**WHAT YOU SHOULD DO:** From the first line to the last, copy the data exactly and drop the pictures.

**INPUT DATA:**

• • •

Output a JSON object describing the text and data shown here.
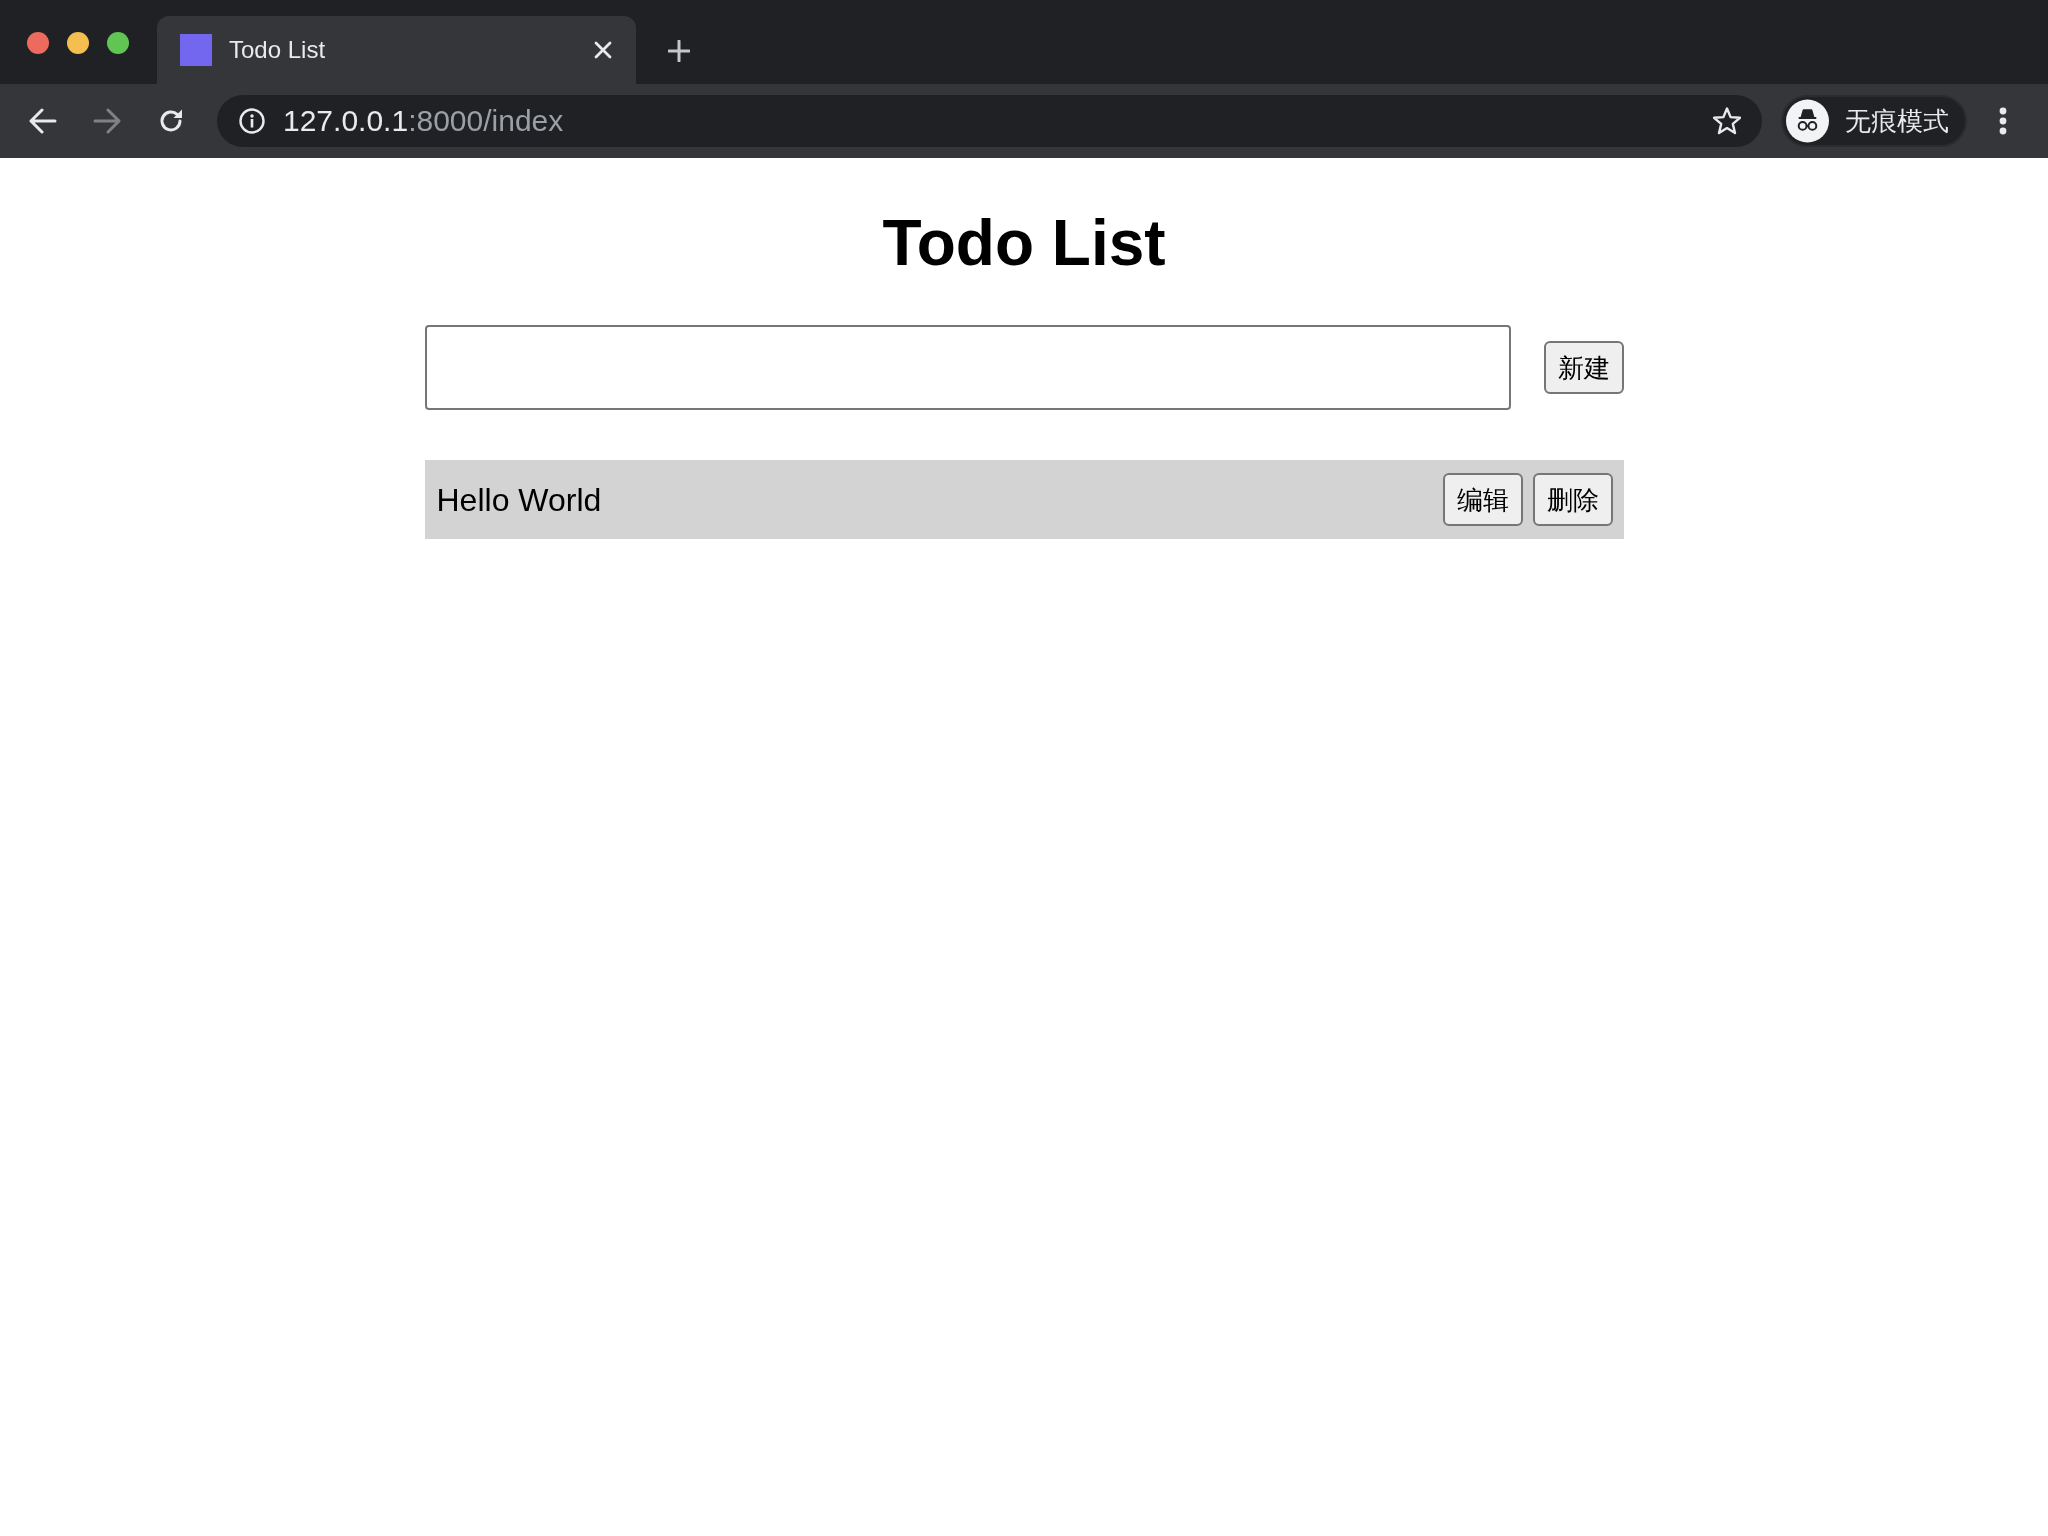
{
  "browser": {
    "tabs": [
      {
        "title": "Todo List",
        "selected": true
      }
    ],
    "navigation": [
      {
        "kind": "back",
        "disabled": false
      },
      {
        "kind": "forward",
        "disabled": true
      },
      {
        "kind": "reload",
        "disabled": false
      }
    ],
    "address": {
      "host": "127.0.0.1",
      "path": ":8000/index"
    },
    "profile": {
      "label": "无痕模式"
    }
  },
  "page": {
    "title": "Todo List",
    "add_button": "新建",
    "todos": [
      {
        "text": "Hello World",
        "actions": [
          "编辑",
          "删除"
        ]
      }
    ]
  }
}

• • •

**EXERCISE RESPONSE:**
Output a JSON object describing the text and data shown here.
{
  "browser": {
    "tabs": [
      {
        "title": "Todo List",
        "selected": true
      }
    ],
    "navigation": [
      {
        "kind": "back",
        "disabled": false
      },
      {
        "kind": "forward",
        "disabled": true
      },
      {
        "kind": "reload",
        "disabled": false
      }
    ],
    "address": {
      "host": "127.0.0.1",
      "path": ":8000/index"
    },
    "profile": {
      "label": "无痕模式"
    }
  },
  "page": {
    "title": "Todo List",
    "add_button": "新建",
    "todos": [
      {
        "text": "Hello World",
        "actions": [
          "编辑",
          "删除"
        ]
      }
    ]
  }
}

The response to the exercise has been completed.